Will Allen was born in Maryland, into a poor African American family from South Carolina. His parents were hard working and incredibly self-reliant. Allen credits his highly athletic physique to a childhood of hard work and healthy food. He discovered basketball early in his teens and used it as his path away from poverty. I’m familiar with the “Great Migration” of African Americans from the South to northern cities, and even with some of the reverse migration that followed. (There’s a demographer in the family. Hi, JBC!) But it never occurred to me to analyze it from the viewpoint of food and nutrition! Will Allen writes about this with great clarity.

Allen’s depiction of pre-Migration families eating healthy homegrown food is somewhat at odds with tales told by my father-in-law, a North Carolina university physician whose father practiced rural medicine before him. His descriptions of country life among the poor included appallingly bad health and severe malnutrition. Maybe life in the coastal plain of North Carolina was harder than in South Carolina or Virginia.

But there’s no arguing with Allen’s assertion that, once at their urban destinations, African Americans and other poor people faced (and continue to face) many barriers to healthy eating. For three decades, I’ve watched Atlantic City struggle to retain a single supermarket. If you don’t have a car, buying a week’s worth of food at a time isn’t going to happen, and if you are working two jobs, how much can you cook? Cheap, starchy food isn’t very satisfying, so obesity sometimes catches up with you.

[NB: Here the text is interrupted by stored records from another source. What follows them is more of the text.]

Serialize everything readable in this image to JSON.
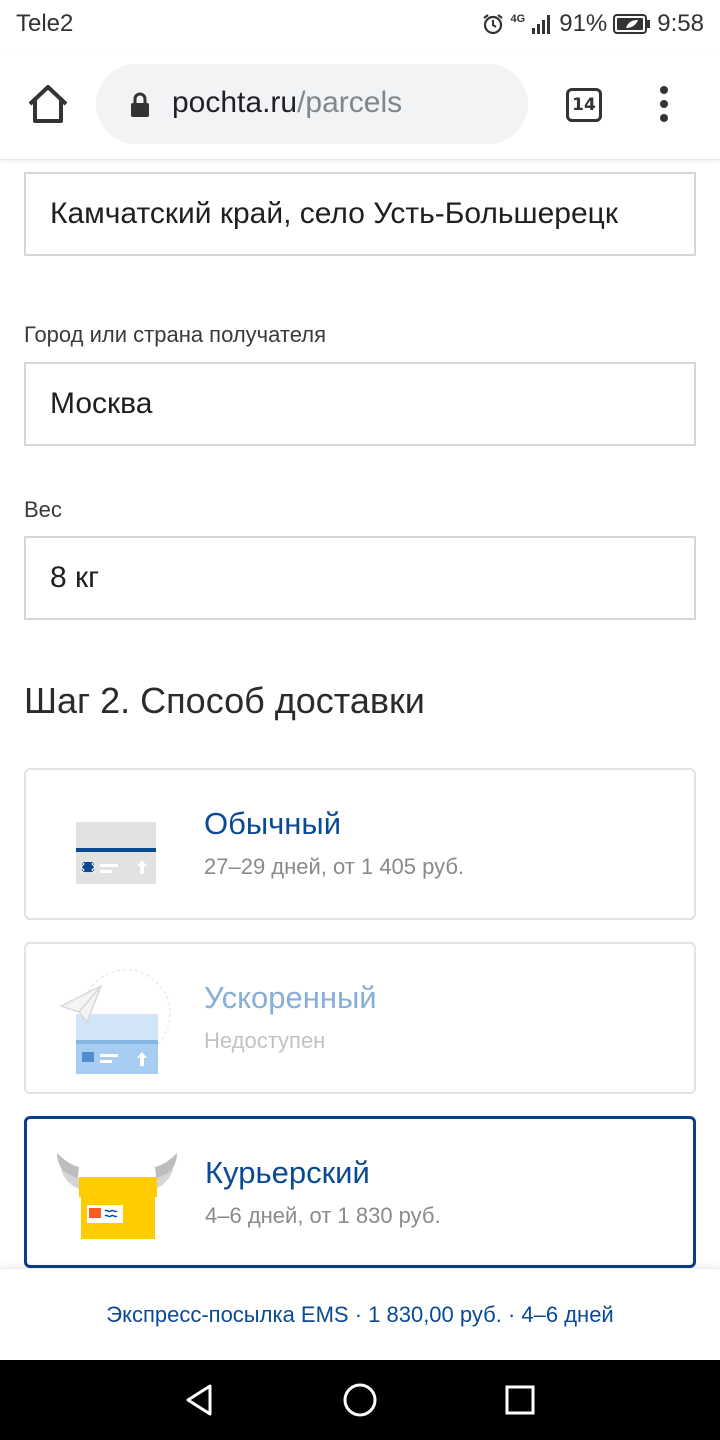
{
  "status_bar": {
    "carrier": "Tele2",
    "battery": "91%",
    "time": "9:58",
    "network": "4G"
  },
  "browser": {
    "url_host": "pochta.ru",
    "url_path": "/parcels",
    "tab_count": "14"
  },
  "form": {
    "sender_value": "Камчатский край, село Усть-Большерецк",
    "recipient_label": "Город или страна получателя",
    "recipient_value": "Москва",
    "weight_label": "Вес",
    "weight_value": "8 кг"
  },
  "step2": {
    "title": "Шаг 2. Способ доставки",
    "options": [
      {
        "title": "Обычный",
        "subtitle": "27–29 дней, от 1 405 руб.",
        "state": "available",
        "icon": "parcel-standard-icon"
      },
      {
        "title": "Ускоренный",
        "subtitle": "Недоступен",
        "state": "disabled",
        "icon": "parcel-express-icon"
      },
      {
        "title": "Курьерский",
        "subtitle": "4–6 дней, от 1 830 руб.",
        "state": "selected",
        "icon": "parcel-courier-icon"
      }
    ]
  },
  "summary": {
    "text": "Экспресс-посылка EMS · 1 830,00 руб. · 4–6 дней"
  },
  "colors": {
    "accent": "#0a4a94",
    "selected_border": "#0a3f8c",
    "courier_yellow": "#ffcc00"
  }
}
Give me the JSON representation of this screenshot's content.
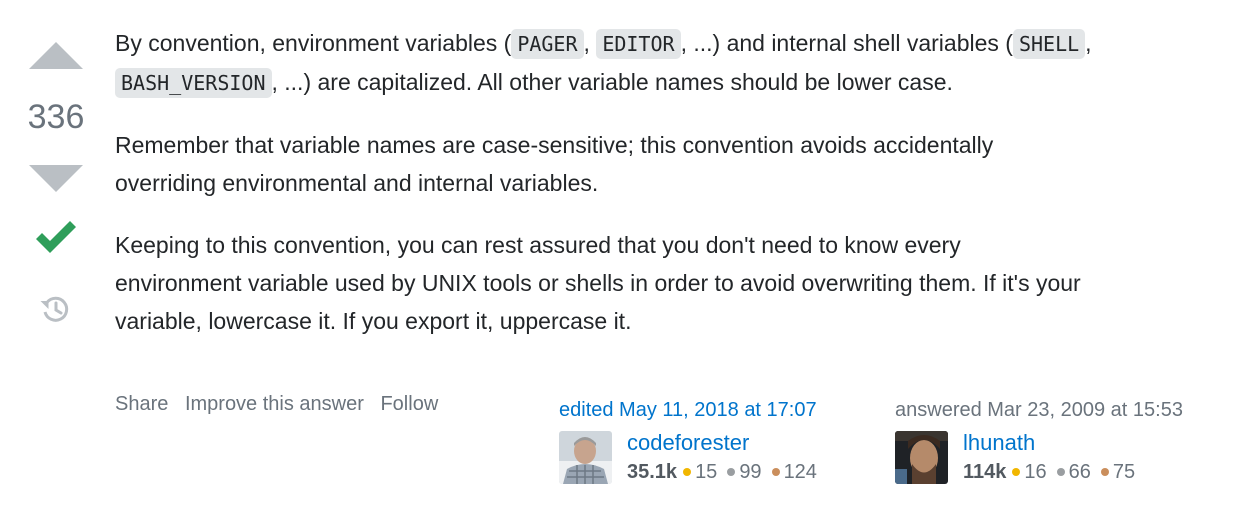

Will Allen is one very creative farmer! I’ve farmed a little, with an oddball list of shaky successes – blackberries to die for, okra, basil, yard-long Chinese beans. But I’ve also been frequently defeated (by deer, weather, etc.), and have decided to leave agriculture to my more talented and hardworking neighbors. Allen preaches patience and plainly has learned, over time, how to make barren, desolate areas productive. Allen branched out beyond vegetables to raising chickens and even fish.

Along the way, he has involved schools and neighborhood centers and cooperatives. He has figured out how to go vertical, crowding multiple crops into small areas. Presently, he works both on crops/projects that are economically viable and ones that require subsidies. He identifies ENERGY as a major barrier to urban agriculture in his city of Milwaukee.

I love Allen’s vision of bringing food closer to people and people closer to food. I know people who are working along the same lines in Atlantic City and even Camden, the saddest city I know. I wish them all the greatest possible success.